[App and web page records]
##############################

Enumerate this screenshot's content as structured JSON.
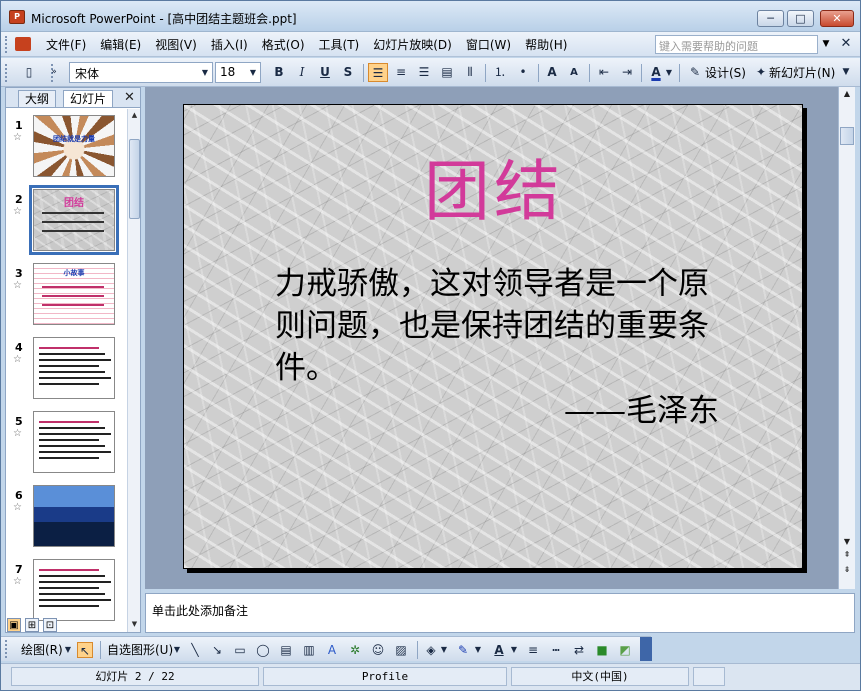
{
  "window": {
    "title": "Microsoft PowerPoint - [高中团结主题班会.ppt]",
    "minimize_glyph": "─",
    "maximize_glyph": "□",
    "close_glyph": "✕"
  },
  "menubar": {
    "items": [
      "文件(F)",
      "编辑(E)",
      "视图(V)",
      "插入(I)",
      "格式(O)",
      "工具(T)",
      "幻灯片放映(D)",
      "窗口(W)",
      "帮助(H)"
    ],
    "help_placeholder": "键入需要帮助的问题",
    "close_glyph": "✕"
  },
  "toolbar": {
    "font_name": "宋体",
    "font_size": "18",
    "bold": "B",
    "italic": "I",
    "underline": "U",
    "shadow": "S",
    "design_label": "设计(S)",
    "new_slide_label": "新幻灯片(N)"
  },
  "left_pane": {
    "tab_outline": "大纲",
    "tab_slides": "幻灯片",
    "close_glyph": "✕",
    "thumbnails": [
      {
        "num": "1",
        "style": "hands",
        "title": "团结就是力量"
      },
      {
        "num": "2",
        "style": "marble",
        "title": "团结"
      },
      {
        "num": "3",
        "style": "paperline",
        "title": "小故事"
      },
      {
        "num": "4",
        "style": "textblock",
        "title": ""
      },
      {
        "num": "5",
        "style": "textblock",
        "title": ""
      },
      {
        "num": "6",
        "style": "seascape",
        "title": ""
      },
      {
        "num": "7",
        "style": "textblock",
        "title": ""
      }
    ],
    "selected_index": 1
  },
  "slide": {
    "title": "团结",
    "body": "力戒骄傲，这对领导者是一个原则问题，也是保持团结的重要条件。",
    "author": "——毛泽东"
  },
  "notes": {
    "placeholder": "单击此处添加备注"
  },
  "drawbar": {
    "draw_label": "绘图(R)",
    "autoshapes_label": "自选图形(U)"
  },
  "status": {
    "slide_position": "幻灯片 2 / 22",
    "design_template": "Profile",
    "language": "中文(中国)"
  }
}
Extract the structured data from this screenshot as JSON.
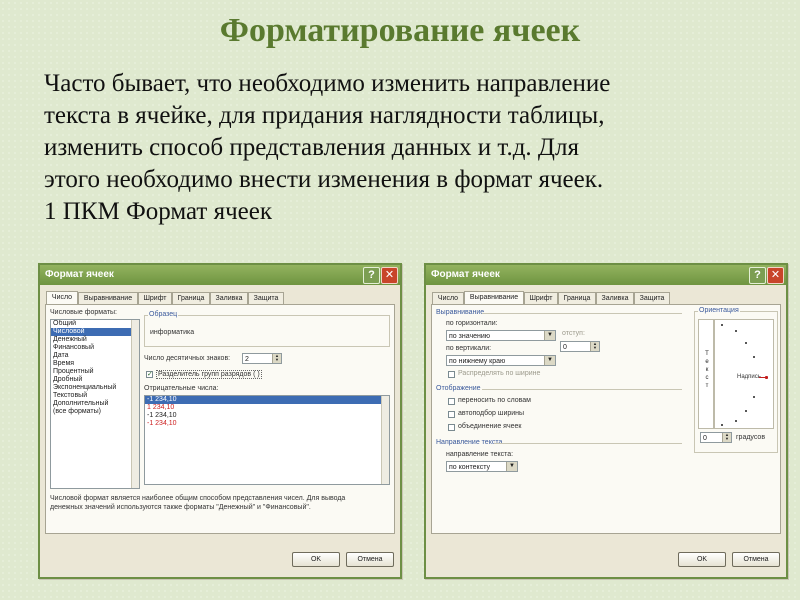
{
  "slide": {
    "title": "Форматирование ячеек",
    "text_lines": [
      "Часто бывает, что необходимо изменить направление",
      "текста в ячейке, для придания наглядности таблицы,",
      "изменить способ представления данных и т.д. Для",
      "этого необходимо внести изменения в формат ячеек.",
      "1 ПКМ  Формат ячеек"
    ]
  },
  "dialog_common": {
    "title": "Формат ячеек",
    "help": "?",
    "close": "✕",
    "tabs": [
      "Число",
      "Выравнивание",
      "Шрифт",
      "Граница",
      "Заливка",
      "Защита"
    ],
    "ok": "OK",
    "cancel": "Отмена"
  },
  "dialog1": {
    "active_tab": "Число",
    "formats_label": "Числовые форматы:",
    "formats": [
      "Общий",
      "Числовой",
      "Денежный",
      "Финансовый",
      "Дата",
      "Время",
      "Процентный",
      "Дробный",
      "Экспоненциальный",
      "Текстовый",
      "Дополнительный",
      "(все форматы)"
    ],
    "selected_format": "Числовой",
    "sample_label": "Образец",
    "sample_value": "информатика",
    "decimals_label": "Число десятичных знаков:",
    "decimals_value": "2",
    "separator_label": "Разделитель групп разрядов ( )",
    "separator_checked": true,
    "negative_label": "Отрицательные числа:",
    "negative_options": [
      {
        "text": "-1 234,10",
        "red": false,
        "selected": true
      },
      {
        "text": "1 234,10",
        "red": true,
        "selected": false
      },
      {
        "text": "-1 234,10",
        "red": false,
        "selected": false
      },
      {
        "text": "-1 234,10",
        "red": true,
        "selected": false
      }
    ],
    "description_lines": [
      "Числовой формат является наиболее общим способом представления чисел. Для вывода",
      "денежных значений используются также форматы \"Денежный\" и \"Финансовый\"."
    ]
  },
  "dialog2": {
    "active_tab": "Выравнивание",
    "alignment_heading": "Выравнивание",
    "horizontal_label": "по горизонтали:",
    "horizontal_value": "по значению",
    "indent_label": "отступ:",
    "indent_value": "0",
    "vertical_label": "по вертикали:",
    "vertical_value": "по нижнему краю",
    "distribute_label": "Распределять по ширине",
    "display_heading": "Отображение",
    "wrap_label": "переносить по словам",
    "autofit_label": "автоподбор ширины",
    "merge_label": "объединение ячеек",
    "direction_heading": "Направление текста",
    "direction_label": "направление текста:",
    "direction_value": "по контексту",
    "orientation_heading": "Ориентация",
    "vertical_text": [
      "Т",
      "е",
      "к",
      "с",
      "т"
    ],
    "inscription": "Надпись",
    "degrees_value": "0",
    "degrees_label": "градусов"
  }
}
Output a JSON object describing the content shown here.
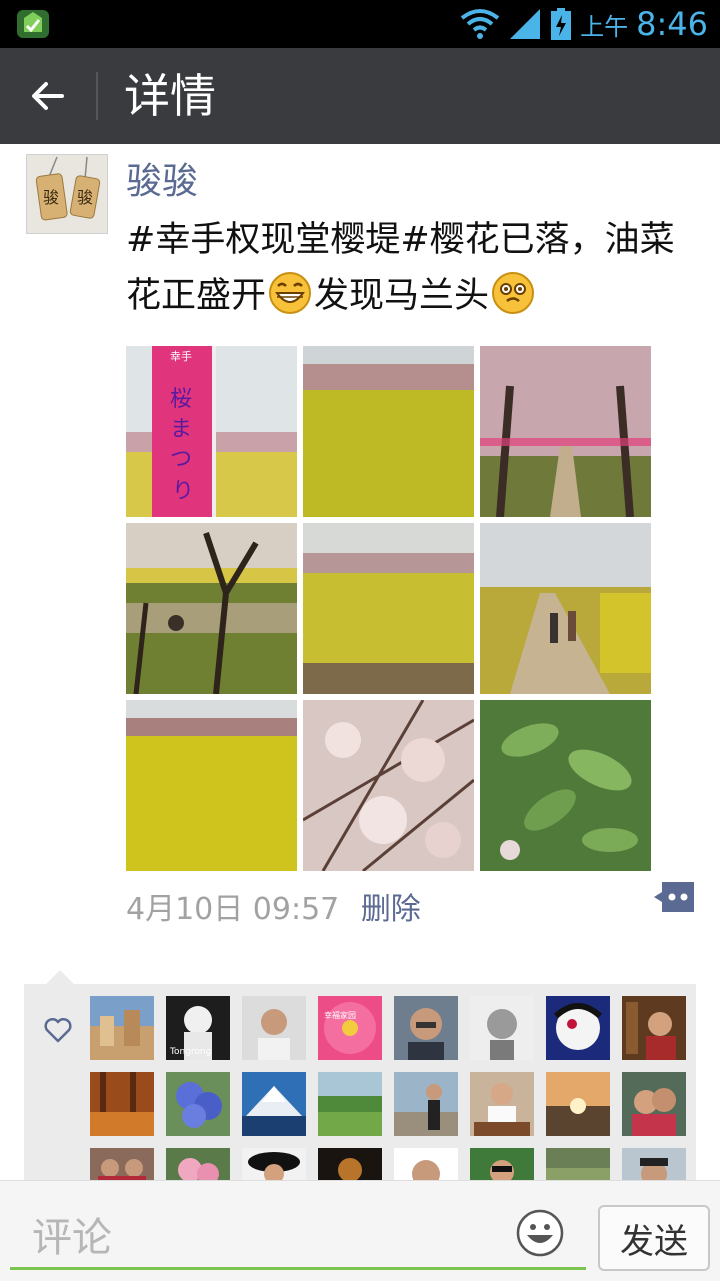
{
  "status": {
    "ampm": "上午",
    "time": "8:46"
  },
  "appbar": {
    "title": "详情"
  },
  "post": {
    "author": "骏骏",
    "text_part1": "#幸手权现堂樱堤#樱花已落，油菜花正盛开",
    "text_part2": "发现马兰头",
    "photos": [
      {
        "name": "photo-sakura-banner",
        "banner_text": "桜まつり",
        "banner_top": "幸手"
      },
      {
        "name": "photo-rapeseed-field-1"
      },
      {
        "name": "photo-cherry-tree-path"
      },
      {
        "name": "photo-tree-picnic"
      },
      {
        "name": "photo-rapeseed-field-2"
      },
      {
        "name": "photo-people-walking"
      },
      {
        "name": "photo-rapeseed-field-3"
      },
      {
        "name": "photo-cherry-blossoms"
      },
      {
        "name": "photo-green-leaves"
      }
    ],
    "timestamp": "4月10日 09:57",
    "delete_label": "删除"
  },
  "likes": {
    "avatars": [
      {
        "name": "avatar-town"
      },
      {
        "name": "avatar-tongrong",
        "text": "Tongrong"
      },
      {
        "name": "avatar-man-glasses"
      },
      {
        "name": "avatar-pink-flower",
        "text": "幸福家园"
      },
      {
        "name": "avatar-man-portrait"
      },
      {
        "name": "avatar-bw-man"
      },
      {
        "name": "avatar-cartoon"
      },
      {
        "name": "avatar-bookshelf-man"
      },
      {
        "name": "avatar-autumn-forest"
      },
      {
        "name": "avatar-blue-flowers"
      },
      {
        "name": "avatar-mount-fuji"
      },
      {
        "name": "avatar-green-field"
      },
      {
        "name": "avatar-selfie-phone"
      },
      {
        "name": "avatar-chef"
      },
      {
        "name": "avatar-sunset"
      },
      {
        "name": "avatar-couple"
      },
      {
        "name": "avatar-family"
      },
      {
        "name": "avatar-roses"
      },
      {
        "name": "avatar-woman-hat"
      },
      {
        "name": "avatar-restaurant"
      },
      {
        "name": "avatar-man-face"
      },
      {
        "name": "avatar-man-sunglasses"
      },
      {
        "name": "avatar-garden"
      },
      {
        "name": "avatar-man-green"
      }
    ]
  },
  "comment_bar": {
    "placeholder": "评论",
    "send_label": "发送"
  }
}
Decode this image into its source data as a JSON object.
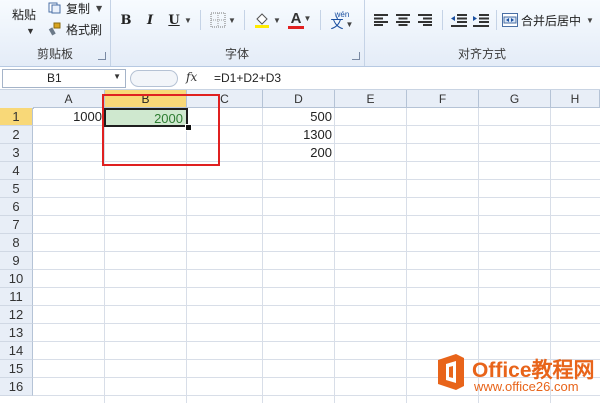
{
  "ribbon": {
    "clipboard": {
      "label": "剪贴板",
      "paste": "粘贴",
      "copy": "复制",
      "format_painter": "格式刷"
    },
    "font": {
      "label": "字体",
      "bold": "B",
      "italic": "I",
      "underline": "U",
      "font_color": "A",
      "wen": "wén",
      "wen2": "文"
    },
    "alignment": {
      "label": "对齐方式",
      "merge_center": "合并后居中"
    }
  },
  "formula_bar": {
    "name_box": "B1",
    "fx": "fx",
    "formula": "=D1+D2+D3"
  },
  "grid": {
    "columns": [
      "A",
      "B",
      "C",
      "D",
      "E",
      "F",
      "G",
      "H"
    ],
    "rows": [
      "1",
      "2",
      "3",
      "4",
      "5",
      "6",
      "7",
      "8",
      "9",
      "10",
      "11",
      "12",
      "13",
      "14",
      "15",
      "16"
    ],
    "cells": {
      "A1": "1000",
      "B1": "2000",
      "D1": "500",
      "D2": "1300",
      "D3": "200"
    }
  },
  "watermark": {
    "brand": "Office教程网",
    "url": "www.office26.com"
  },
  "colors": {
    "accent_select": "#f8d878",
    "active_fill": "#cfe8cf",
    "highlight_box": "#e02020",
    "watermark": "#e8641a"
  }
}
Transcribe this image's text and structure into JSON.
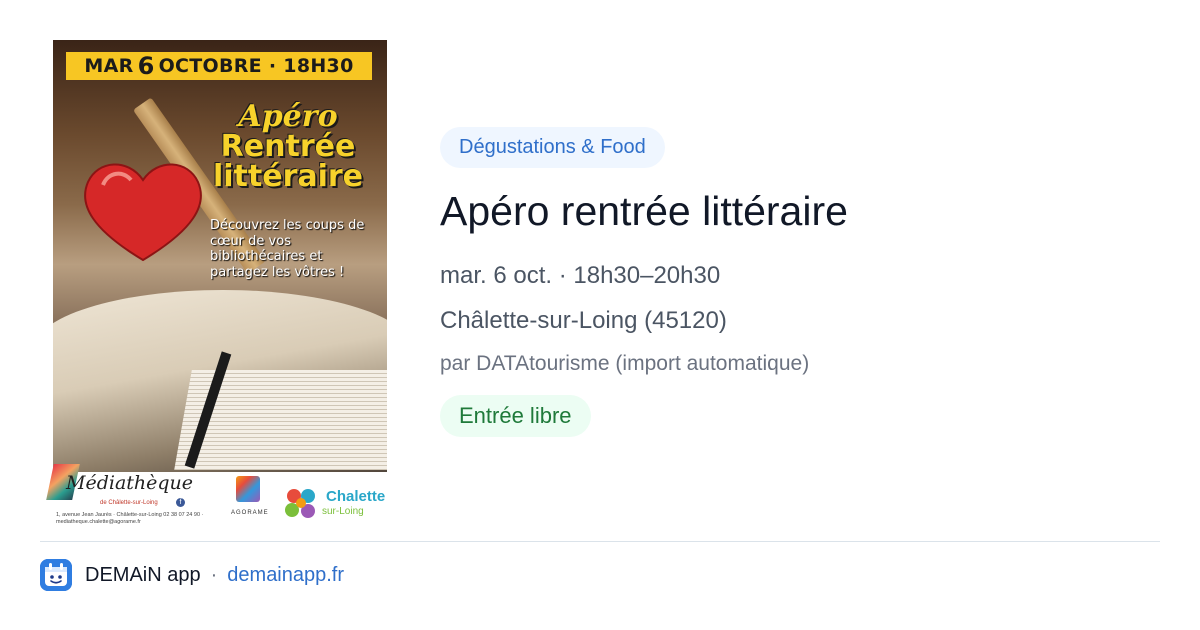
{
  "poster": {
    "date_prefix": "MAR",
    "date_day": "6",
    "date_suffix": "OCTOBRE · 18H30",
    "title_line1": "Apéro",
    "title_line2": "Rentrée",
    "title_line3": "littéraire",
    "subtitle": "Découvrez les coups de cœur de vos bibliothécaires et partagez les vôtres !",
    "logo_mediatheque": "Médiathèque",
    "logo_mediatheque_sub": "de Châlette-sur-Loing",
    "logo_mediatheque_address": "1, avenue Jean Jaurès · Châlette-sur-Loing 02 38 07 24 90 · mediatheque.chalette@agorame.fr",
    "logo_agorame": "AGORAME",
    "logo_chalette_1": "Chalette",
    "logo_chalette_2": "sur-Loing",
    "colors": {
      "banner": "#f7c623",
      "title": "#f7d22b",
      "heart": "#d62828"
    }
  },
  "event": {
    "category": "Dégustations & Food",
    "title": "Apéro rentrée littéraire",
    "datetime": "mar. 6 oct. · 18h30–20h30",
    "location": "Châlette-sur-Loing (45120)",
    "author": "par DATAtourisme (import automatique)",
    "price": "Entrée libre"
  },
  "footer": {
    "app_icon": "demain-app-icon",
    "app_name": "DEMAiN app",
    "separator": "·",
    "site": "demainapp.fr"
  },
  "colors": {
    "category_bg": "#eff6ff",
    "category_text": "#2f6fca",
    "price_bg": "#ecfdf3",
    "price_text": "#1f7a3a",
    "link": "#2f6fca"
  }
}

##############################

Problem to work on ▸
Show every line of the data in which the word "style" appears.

Exercise output ▸
        "style": "hands",
        "style": "marble",
        "style": "paperline",
        "style": "textblock",
        "style": "textblock",
        "style": "seascape",
        "style": "textblock",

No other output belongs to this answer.